__GOAL OF THE EXERCISE__: Quote each record exactly, please, leaving none out.

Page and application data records
Segment Open

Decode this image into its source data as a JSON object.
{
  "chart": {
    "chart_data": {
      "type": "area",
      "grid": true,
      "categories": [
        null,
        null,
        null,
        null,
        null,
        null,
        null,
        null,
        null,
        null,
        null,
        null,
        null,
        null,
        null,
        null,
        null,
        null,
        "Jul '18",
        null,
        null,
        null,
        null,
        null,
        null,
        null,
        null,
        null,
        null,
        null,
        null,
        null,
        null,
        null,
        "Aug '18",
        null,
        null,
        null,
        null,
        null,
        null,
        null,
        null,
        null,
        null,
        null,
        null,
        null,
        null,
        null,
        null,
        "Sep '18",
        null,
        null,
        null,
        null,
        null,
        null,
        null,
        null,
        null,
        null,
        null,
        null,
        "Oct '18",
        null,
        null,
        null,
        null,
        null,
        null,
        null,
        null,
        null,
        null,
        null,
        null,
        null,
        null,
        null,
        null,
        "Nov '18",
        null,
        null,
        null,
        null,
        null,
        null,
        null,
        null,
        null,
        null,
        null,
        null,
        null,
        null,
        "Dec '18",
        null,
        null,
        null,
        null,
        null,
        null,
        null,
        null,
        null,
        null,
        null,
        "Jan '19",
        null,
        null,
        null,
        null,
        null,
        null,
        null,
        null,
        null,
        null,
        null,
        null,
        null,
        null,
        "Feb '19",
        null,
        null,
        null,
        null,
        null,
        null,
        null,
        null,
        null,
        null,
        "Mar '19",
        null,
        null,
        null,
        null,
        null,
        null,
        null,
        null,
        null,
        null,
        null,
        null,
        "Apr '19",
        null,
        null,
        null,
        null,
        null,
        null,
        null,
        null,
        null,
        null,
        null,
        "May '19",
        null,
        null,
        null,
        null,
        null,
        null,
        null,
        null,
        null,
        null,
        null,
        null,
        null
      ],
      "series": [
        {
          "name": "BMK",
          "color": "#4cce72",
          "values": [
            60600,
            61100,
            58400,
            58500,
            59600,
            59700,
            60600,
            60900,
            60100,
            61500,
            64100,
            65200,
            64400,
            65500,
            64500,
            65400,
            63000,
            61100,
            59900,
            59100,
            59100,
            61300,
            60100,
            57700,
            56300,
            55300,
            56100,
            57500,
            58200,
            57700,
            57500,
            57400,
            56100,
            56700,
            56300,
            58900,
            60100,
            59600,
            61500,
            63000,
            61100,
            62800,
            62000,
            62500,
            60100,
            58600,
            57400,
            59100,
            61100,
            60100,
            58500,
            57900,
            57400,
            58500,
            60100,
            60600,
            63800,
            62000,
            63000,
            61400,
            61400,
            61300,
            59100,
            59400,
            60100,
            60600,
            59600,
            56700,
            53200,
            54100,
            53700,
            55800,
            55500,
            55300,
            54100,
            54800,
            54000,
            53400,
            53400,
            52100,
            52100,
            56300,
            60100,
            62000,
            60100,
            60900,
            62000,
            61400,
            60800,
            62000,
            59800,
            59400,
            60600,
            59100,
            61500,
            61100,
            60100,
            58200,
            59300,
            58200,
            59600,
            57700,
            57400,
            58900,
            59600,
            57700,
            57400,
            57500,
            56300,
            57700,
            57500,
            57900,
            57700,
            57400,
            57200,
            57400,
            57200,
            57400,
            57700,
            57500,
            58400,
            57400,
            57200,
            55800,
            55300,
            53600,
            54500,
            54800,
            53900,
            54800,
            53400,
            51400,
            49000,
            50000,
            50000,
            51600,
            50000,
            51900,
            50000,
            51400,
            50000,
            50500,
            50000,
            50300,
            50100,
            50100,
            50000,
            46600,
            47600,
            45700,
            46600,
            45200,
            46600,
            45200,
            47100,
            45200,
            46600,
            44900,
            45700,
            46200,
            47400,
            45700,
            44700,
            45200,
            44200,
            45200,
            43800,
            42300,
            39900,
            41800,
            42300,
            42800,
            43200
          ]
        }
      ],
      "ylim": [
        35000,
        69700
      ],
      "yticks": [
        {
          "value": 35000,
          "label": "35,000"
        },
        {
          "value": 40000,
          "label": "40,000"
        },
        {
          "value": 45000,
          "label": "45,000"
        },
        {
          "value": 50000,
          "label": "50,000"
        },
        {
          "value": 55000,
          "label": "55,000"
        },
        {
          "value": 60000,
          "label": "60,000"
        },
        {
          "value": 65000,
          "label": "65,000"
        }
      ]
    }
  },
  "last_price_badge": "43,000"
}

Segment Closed

__TASK RESULT__:
Decode this image into its source data as a JSON object.
{
  "chart": {
    "chart_data": {
      "type": "area",
      "grid": true,
      "categories": [
        null,
        null,
        null,
        null,
        null,
        null,
        null,
        null,
        null,
        null,
        null,
        null,
        null,
        null,
        null,
        null,
        null,
        null,
        "Jul '18",
        null,
        null,
        null,
        null,
        null,
        null,
        null,
        null,
        null,
        null,
        null,
        null,
        null,
        null,
        null,
        "Aug '18",
        null,
        null,
        null,
        null,
        null,
        null,
        null,
        null,
        null,
        null,
        null,
        null,
        null,
        null,
        null,
        null,
        "Sep '18",
        null,
        null,
        null,
        null,
        null,
        null,
        null,
        null,
        null,
        null,
        null,
        null,
        "Oct '18",
        null,
        null,
        null,
        null,
        null,
        null,
        null,
        null,
        null,
        null,
        null,
        null,
        null,
        null,
        null,
        null,
        "Nov '18",
        null,
        null,
        null,
        null,
        null,
        null,
        null,
        null,
        null,
        null,
        null,
        null,
        null,
        null,
        "Dec '18",
        null,
        null,
        null,
        null,
        null,
        null,
        null,
        null,
        null,
        null,
        null,
        "Jan '19",
        null,
        null,
        null,
        null,
        null,
        null,
        null,
        null,
        null,
        null,
        null,
        null,
        null,
        null,
        "Feb '19",
        null,
        null,
        null,
        null,
        null,
        null,
        null,
        null,
        null,
        null,
        "Mar '19",
        null,
        null,
        null,
        null,
        null,
        null,
        null,
        null,
        null,
        null,
        null,
        null,
        "Apr '19",
        null,
        null,
        null,
        null,
        null,
        null,
        null,
        null,
        null,
        null,
        null,
        "May '19",
        null,
        null,
        null,
        null,
        null,
        null,
        null,
        null,
        null,
        null,
        null,
        null,
        null
      ],
      "series": [
        {
          "name": "BMK",
          "color": "#4cce72",
          "values": [
            60600,
            61100,
            58400,
            58500,
            59600,
            59700,
            60600,
            60900,
            60100,
            61500,
            64100,
            65200,
            64400,
            65500,
            64500,
            65400,
            63000,
            61100,
            59900,
            59100,
            59100,
            61300,
            60100,
            57700,
            56300,
            55300,
            56100,
            57500,
            58200,
            57700,
            57500,
            57400,
            56100,
            56700,
            56300,
            58900,
            60100,
            59600,
            61500,
            63000,
            61100,
            62800,
            62000,
            62500,
            60100,
            58600,
            57400,
            59100,
            61100,
            60100,
            58500,
            57900,
            57400,
            58500,
            60100,
            60600,
            63800,
            62000,
            63000,
            61400,
            61400,
            61300,
            59100,
            59400,
            60100,
            60600,
            59600,
            56700,
            53200,
            54100,
            53700,
            55800,
            55500,
            55300,
            54100,
            54800,
            54000,
            53400,
            53400,
            52100,
            52100,
            56300,
            60100,
            62000,
            60100,
            60900,
            62000,
            61400,
            60800,
            62000,
            59800,
            59400,
            60600,
            59100,
            61500,
            61100,
            60100,
            58200,
            59300,
            58200,
            59600,
            57700,
            57400,
            58900,
            59600,
            57700,
            57400,
            57500,
            56300,
            57700,
            57500,
            57900,
            57700,
            57400,
            57200,
            57400,
            57200,
            57400,
            57700,
            57500,
            58400,
            57400,
            57200,
            55800,
            55300,
            53600,
            54500,
            54800,
            53900,
            54800,
            53400,
            51400,
            49000,
            50000,
            50000,
            51600,
            50000,
            51900,
            50000,
            51400,
            50000,
            50500,
            50000,
            50300,
            50100,
            50100,
            50000,
            46600,
            47600,
            45700,
            46600,
            45200,
            46600,
            45200,
            47100,
            45200,
            46600,
            44900,
            45700,
            46200,
            47400,
            45700,
            44700,
            45200,
            44200,
            45200,
            43800,
            42300,
            39900,
            41800,
            42300,
            42800,
            43200
          ]
        }
      ],
      "ylim": [
        35000,
        69700
      ],
      "yticks": [
        {
          "value": 35000,
          "label": "35,000"
        },
        {
          "value": 40000,
          "label": "40,000"
        },
        {
          "value": 45000,
          "label": "45,000"
        },
        {
          "value": 50000,
          "label": "50,000"
        },
        {
          "value": 55000,
          "label": "55,000"
        },
        {
          "value": 60000,
          "label": "60,000"
        },
        {
          "value": 65000,
          "label": "65,000"
        }
      ]
    }
  },
  "last_price_badge": "43,000"
}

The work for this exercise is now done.